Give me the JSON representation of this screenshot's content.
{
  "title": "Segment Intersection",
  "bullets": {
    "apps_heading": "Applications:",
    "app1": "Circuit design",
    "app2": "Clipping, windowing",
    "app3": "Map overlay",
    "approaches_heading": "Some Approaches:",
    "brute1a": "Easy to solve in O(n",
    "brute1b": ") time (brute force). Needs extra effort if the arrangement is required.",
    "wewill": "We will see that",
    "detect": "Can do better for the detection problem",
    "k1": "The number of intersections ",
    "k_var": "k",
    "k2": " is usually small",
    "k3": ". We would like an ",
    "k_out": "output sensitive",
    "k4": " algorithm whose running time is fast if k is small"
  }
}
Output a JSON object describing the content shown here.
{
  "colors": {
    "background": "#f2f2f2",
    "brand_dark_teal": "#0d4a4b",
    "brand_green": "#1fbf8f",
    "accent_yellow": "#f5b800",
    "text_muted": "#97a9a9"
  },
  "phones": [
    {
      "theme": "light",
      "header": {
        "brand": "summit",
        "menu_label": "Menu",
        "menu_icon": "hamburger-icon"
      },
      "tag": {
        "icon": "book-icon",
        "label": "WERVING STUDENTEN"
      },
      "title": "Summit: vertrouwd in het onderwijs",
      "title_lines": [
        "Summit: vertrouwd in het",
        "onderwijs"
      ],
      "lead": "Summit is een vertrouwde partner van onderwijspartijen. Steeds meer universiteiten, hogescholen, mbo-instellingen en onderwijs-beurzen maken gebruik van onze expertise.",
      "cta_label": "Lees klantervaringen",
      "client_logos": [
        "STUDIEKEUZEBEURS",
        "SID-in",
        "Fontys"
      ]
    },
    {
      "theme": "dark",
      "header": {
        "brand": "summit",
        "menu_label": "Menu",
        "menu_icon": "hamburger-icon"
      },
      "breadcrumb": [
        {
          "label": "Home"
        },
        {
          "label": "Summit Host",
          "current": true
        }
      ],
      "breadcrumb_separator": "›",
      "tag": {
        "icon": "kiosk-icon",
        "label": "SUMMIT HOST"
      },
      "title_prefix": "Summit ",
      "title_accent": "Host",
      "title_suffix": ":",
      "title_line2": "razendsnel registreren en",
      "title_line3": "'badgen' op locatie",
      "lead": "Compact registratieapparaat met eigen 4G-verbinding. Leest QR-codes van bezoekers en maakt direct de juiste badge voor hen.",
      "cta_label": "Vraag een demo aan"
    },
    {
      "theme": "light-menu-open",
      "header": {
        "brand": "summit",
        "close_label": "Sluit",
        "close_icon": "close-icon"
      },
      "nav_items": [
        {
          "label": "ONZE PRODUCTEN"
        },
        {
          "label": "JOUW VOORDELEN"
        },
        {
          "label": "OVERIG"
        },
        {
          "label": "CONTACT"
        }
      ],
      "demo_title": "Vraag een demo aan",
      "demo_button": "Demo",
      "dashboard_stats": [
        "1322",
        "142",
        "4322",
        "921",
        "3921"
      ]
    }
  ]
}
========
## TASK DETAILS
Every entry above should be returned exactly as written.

## WRITTEN RESPONSE
Give me the JSON representation of this screenshot's content.
{
  "title": "Segment Intersection",
  "bullets": {
    "apps_heading": "Applications:",
    "app1": "Circuit design",
    "app2": "Clipping, windowing",
    "app3": "Map overlay",
    "approaches_heading": "Some Approaches:",
    "brute1a": "Easy to solve in O(n",
    "brute1b": ") time (brute force). Needs extra effort if the arrangement is required.",
    "wewill": "We will see that",
    "detect": "Can do better for the detection problem",
    "k1": "The number of intersections ",
    "k_var": "k",
    "k2": " is usually small",
    "k3": ". We would like an ",
    "k_out": "output sensitive",
    "k4": " algorithm whose running time is fast if k is small"
  }
}
Output a JSON object describing the content shown here.
{
  "colors": {
    "background": "#f2f2f2",
    "brand_dark_teal": "#0d4a4b",
    "brand_green": "#1fbf8f",
    "accent_yellow": "#f5b800",
    "text_muted": "#97a9a9"
  },
  "phones": [
    {
      "theme": "light",
      "header": {
        "brand": "summit",
        "menu_label": "Menu",
        "menu_icon": "hamburger-icon"
      },
      "tag": {
        "icon": "book-icon",
        "label": "WERVING STUDENTEN"
      },
      "title": "Summit: vertrouwd in het onderwijs",
      "title_lines": [
        "Summit: vertrouwd in het",
        "onderwijs"
      ],
      "lead": "Summit is een vertrouwde partner van onderwijspartijen. Steeds meer universiteiten, hogescholen, mbo-instellingen en onderwijs-beurzen maken gebruik van onze expertise.",
      "cta_label": "Lees klantervaringen",
      "client_logos": [
        "STUDIEKEUZEBEURS",
        "SID-in",
        "Fontys"
      ]
    },
    {
      "theme": "dark",
      "header": {
        "brand": "summit",
        "menu_label": "Menu",
        "menu_icon": "hamburger-icon"
      },
      "breadcrumb": [
        {
          "label": "Home"
        },
        {
          "label": "Summit Host",
          "current": true
        }
      ],
      "breadcrumb_separator": "›",
      "tag": {
        "icon": "kiosk-icon",
        "label": "SUMMIT HOST"
      },
      "title_prefix": "Summit ",
      "title_accent": "Host",
      "title_suffix": ":",
      "title_line2": "razendsnel registreren en",
      "title_line3": "'badgen' op locatie",
      "lead": "Compact registratieapparaat met eigen 4G-verbinding. Leest QR-codes van bezoekers en maakt direct de juiste badge voor hen.",
      "cta_label": "Vraag een demo aan"
    },
    {
      "theme": "light-menu-open",
      "header": {
        "brand": "summit",
        "close_label": "Sluit",
        "close_icon": "close-icon"
      },
      "nav_items": [
        {
          "label": "ONZE PRODUCTEN"
        },
        {
          "label": "JOUW VOORDELEN"
        },
        {
          "label": "OVERIG"
        },
        {
          "label": "CONTACT"
        }
      ],
      "demo_title": "Vraag een demo aan",
      "demo_button": "Demo",
      "dashboard_stats": [
        "1322",
        "142",
        "4322",
        "921",
        "3921"
      ]
    }
  ]
}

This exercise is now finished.